Forbes Columnist Concludes That Concerns Over Pay, Promotion Drive Female Exits From Engineering and Says Mentoring and Networks Could Help
Jennifer Hunt, Ph.D., in a column in Forbes says that, "The high share of male workers and women's concerns about pay and promotion opportunities are key factors in the excess female exit rates from engineering." In a column in the June 8, 2010 edition of Forbes.com that originally appeared in a version on VoxEU.org, Hunt suggests that remedies should be applied to all fields with a high share of male workers, such as engineering. She indicates that women's dissatisfaction over pay and promotion opportunities explains about 60% of the gender differential in exit rates.
"According to the 1993 and 2003 National Surveys of College Graduates, the exit rate for women compared to men is indeed higher in science and engineering than in other fields," she writes. "The gap is concentrated more in engineering than in science, and in exits to other fields rather than to nonemployment."
VoxEU.org is a policy portal set up by the Centre for Economic Policy Research in conjunction with a consortium of national sites. Hunt is a professor of economics at McGill University, a research associate at the National Bureau of Economic Research inCambridge, Mass., a research fellow at the Centre for Economic Policy Research in London, and is on the Scientific Advisory Council of the American Institute for Contemporary German Studies in Washington, D.C.
AAUW's "Why So Few? Women in Science, Technology, Engineering and Mathematics" Presents Findings on Barriers to Women's Progress in STEM
The American Association of University Women in a spring 2010 report asks why so few women have succeeded as scientists and engineers, even as women are gaining prominence in the fields of law, business and medicine. Its research report Why So Few? Women in Science, Technology, Engineering, and Mathematics offers findings that suggest environmental and social barriers, "including stereotypes, gender bias and the climate of science and engineering departments in colleges and universities ... continue to block women’s participation and progress in science, technology, engineering, and math." The report also presents statistics and suggests ways to make scientific and engineering fields more engaging and open for girls and women.
Anita Borg Institute Suggests How to Retain Women Senior Leaders in Technology
In its March 2010 report “Senior Technical Women: A Profile of Success,” the Anita Borg Institute For Women and Technology detailed the traits of senior women in technology in industry. They found similar issues and barriers for women’s success in technology jobs in industry as other studies have detailed in academia.

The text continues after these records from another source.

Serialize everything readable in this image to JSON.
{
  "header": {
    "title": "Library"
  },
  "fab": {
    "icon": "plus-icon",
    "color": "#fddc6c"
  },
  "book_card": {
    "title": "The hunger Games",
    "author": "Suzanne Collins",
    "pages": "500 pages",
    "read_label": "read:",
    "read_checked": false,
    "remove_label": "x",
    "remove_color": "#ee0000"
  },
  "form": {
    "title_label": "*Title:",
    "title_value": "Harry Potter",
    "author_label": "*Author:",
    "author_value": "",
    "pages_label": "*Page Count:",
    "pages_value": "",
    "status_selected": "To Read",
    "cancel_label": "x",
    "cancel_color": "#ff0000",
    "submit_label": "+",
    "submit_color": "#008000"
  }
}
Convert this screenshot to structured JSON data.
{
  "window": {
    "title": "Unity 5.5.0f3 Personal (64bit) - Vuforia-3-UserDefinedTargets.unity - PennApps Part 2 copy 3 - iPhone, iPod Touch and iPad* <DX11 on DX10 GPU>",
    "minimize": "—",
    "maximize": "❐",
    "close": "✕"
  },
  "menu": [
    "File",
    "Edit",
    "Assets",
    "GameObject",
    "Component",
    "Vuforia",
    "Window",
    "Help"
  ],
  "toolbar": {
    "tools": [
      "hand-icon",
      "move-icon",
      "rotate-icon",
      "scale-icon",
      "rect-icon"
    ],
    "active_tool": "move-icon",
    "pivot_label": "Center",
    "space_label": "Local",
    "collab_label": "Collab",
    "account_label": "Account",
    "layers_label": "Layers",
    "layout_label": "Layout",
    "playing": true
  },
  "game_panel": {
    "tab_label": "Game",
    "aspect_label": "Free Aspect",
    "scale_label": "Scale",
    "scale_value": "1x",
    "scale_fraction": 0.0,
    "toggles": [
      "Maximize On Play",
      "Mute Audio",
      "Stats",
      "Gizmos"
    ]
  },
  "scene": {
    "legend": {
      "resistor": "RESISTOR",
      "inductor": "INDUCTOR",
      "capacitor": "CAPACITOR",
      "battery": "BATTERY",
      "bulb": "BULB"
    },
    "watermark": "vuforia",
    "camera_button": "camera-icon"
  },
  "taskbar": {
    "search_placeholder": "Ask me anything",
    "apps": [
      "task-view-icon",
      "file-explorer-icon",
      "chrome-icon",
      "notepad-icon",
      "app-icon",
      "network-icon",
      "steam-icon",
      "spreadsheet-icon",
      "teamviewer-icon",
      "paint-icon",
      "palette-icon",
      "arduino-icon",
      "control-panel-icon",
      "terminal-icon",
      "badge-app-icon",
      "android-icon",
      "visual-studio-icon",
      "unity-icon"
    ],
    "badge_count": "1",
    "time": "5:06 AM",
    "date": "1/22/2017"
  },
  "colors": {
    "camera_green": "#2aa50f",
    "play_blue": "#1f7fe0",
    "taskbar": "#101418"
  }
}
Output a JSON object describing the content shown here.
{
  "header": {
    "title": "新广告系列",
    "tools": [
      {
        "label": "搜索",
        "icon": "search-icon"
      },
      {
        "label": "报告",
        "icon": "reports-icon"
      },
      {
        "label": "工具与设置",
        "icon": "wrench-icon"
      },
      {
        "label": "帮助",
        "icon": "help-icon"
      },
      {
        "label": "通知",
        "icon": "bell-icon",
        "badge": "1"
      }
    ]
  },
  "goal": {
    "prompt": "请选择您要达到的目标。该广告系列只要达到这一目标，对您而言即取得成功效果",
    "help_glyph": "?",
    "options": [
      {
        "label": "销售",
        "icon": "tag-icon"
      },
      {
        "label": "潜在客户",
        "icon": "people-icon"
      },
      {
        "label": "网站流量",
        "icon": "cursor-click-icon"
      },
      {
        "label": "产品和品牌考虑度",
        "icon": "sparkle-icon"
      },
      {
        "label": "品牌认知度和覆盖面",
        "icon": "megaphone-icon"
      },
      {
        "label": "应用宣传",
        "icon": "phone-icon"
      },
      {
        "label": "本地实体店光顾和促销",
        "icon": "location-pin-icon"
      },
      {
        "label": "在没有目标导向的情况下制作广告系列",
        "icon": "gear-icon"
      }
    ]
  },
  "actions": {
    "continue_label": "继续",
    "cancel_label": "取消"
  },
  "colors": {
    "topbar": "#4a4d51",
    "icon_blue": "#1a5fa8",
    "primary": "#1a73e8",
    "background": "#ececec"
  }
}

Quoting from the Anita Borg Institute’s documents, “Based on the research findings, the report makes recommendations for companies who wish to retain senior technical women and further advance their careers. Some of the recommendations include:
MIT Report Details Gains inDiverse Recruitment Efforts But Says Results Remain Uneven
A report that is the product of 2 1/2 years of research and analysis by an MIT faculty team suggests that MIT's efforts to hire and keep underrepresented minority faculty have demonstrated results. Yet, the results are uneven, and more effective policies and procedures are needed for MIT to foster a "culture of inclusion," the report concludes.
Recommendations included development of strategies for improving recruitment, formal mentoring for junior faculty members, annual reviews starting with the first year of faculty employment, broadened faculty searches to carefully chosen institutions, forums where race and cross-cultural interactions are discussed openly, and inclusion of MIT's most respected scholars, scientists and engineers as diversity issues spokespeople.
Female Scientists Do Twice As Much Housework as Male Colleagues
A new study from the Michelle R. Clayman Institute for Gender Research at Stanford University featured in The Chronicle of Higher Education in January 2010 says women scientists do 54 percent of primary household tasks, such as cooking, cleaning, and laundry. This is about twice as much as their male counterparts.
The study published in the latest issue of Academe, "Housework Is an Academic Issue," found that female senior and junior faculty members worked similar numbers of hours doing housework. "These findings have important policy implications," say the authors Londa Schiebinger and Shannon K. Gilmartin in AcademeOnline. "Over the past three decades, governments, universities, and industries have dedicated often robust resources to efforts to increase the number of women scientists—and yet progress in attracting more women to science has stalled. The 2009 National Academies report Gender Differences at Critical Transitions stresses that research must explore “gender differences in the obligations outside of professional responsibilities” in order to understand women’s career choices and outcomes more fully."
Beyond Bias and Barriers: Fulfilling the Potential of Women in Academic Science and Engineering
A report recommending broad steps to eliminate gender bias in research universities based upon findings by the National Academies (8 Sept 2006.)